While I admire students who achieve freakishly good scores, I also feel for the students who may be disappointed with their final scores. It is on this day each year that I always question the way in which we measure VCE success. To students who haven’t achieved the score they really wanted, don’t despair! It isn’t the end of the world!

In a subject like Visual Communication Design (which I teach) it’s really quite hard to get a Study Score over 40 (the maximum score that can be achieved is 50).

For students studying VCD that want to enter the creative industry, a super-high ATAR (and even Study Score) isn’t always necessary. Entrance for University courses in the Creative Arts are often gained by students producing high quality creative folios during the course of the VCE year, and an entry interview, rather than through an ATAR score. Therefore, as a VCD teacher, I measure success through whether a student gains entry into the course they want to get into. While I state this in regard to creative arts courses, this belief I have is not limited to such courses.

For example, my youngest sister wanted to study Physiotherapy, but she didn’t quite get the score she needed. However after the 3rd round offers from VTAC, she gained a place in the course. Having recently finished her degree, she achieved many HD’s over the last four years at uni, completed her Honours degree too, and is now working as a Physiotherapist. When she received her ATAR a few years ago she was pleased with how she went, but was a little disappointed that it wasn’t what she needed. That’s all history now though!

If you didn’t get the score you want/need, also consider changing your VTAC preferences for like-courses. So for example, if you really want to be a Psychologist, but didn’t get the score you need, perhaps you could consider applying for Social Work instead. Then after studying that for a year, you may be able to apply for Psychology. Many Universities allow students to switch around like this.

Basically, the point I’m making is that an ATAR score isn’t the be-all-end-all!
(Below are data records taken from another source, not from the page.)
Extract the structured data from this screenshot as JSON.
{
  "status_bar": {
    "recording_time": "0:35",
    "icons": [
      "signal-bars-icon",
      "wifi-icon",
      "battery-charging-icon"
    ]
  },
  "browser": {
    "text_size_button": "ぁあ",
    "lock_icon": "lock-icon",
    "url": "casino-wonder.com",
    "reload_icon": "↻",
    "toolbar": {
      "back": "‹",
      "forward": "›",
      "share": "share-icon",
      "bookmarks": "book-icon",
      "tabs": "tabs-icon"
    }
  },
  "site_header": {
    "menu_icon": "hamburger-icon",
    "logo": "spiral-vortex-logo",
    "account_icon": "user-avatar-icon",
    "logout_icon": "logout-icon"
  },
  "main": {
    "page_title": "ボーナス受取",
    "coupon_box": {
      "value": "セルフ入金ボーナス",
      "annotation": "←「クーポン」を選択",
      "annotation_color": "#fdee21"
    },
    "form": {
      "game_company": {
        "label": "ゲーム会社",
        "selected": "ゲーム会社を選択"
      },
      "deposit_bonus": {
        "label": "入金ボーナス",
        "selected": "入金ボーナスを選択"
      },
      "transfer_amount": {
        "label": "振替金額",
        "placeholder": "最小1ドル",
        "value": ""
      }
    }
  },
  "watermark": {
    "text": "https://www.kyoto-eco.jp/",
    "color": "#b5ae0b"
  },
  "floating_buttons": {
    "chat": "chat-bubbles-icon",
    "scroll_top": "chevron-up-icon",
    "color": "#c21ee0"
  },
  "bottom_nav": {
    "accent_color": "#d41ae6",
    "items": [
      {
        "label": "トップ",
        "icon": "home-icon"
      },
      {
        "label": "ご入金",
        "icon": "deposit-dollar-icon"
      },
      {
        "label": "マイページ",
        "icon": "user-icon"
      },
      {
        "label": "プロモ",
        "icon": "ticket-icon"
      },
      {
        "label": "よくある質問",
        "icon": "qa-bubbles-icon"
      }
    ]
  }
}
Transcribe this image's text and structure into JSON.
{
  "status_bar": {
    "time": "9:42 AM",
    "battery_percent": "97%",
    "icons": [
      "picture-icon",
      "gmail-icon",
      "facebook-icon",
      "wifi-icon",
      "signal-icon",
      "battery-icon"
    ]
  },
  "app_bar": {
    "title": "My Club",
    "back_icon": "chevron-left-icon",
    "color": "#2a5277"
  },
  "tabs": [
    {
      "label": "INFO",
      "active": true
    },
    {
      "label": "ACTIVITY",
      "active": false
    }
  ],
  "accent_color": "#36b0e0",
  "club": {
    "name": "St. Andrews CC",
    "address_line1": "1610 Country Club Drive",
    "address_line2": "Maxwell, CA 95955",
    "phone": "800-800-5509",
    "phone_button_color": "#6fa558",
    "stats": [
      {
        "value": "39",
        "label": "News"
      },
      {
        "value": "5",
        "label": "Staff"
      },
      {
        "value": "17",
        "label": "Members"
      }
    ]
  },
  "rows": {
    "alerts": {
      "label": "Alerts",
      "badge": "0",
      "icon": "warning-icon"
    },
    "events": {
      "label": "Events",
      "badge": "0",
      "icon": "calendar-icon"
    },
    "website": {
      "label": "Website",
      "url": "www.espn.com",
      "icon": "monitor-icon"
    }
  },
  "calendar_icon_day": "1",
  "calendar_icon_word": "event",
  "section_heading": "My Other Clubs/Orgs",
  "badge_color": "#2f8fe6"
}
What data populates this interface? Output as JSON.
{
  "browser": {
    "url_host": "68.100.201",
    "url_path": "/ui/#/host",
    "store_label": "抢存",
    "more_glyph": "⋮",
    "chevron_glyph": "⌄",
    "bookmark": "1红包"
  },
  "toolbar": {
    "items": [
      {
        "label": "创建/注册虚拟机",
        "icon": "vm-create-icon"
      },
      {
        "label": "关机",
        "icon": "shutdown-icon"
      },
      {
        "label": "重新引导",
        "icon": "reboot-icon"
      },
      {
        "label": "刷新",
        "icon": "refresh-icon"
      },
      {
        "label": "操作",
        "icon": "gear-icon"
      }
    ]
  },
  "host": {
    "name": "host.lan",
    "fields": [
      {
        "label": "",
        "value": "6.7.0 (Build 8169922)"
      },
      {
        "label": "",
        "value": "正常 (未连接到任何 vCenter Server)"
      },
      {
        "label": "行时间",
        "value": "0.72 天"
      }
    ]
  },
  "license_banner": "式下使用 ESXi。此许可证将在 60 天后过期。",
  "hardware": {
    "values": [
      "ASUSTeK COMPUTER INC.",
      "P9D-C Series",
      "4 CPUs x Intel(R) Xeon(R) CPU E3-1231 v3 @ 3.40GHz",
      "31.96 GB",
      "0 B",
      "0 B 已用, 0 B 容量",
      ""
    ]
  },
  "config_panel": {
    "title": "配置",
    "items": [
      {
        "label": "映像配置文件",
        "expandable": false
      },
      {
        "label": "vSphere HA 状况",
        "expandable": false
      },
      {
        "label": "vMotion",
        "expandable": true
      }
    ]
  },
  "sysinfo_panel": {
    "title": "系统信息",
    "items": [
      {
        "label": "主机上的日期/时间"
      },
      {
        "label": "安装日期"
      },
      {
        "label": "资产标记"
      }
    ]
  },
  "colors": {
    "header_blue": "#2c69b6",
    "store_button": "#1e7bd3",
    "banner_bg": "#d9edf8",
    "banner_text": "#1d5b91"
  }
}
I noticed many tweets during the day today from current uni students that confirmed this. They tweeted comments to the effect that they got ATARs that were less than what they expected, but since starting at uni, are now doing exceptionally well.

If you’re one of the disappointed students, don’t feel like it’s the end or a waste of a year; there are many other students out there in the same boat. Instead, feel proud that you managed to complete your VCE, and plough through all of those depressing/boring books you had to read for English*. For that alone, I commend you!

If you’re keen to pursue your dream career, you’ll eventually make it there, somehow, somewhere. Once you reach that point of entry into whatever Uni/Tafe course you make it into, not a single soul will care, or ask you ever again about that pesky little score. The ATAR score will become just a distant memory.

Congratulations to the class of 2013, feel proud and remind yourself of all that YOU have achieved during the year. Don’t judge yourself against the achievements of your friends. Instead, consider the barriers you’ve come across during your school years and feel a quiet sense of satisfaction that you made it over the line.

Now go and relax, and be merry, it’s almost Christmas!

* Apologies to English teachers for the comment about 'depressing/boring' books. This isn't a comment on teaching, its simply how I felt while completing my VCE. For example, we had to read a book about Auschwitz, watch a movie that linked to World War II, read a really thick book about a woman dying of cancer and read another book that linked to WWII. After reading/watching these texts repeatedly, I was pretty much turned-off reading any books at all for about 12 months after completing my VCE.

* Also, if you're a student reading this article who has parents who are unhappy with your score, simply explain to them that Steve Jobs was a college drop-out. He did okay for himself in the end!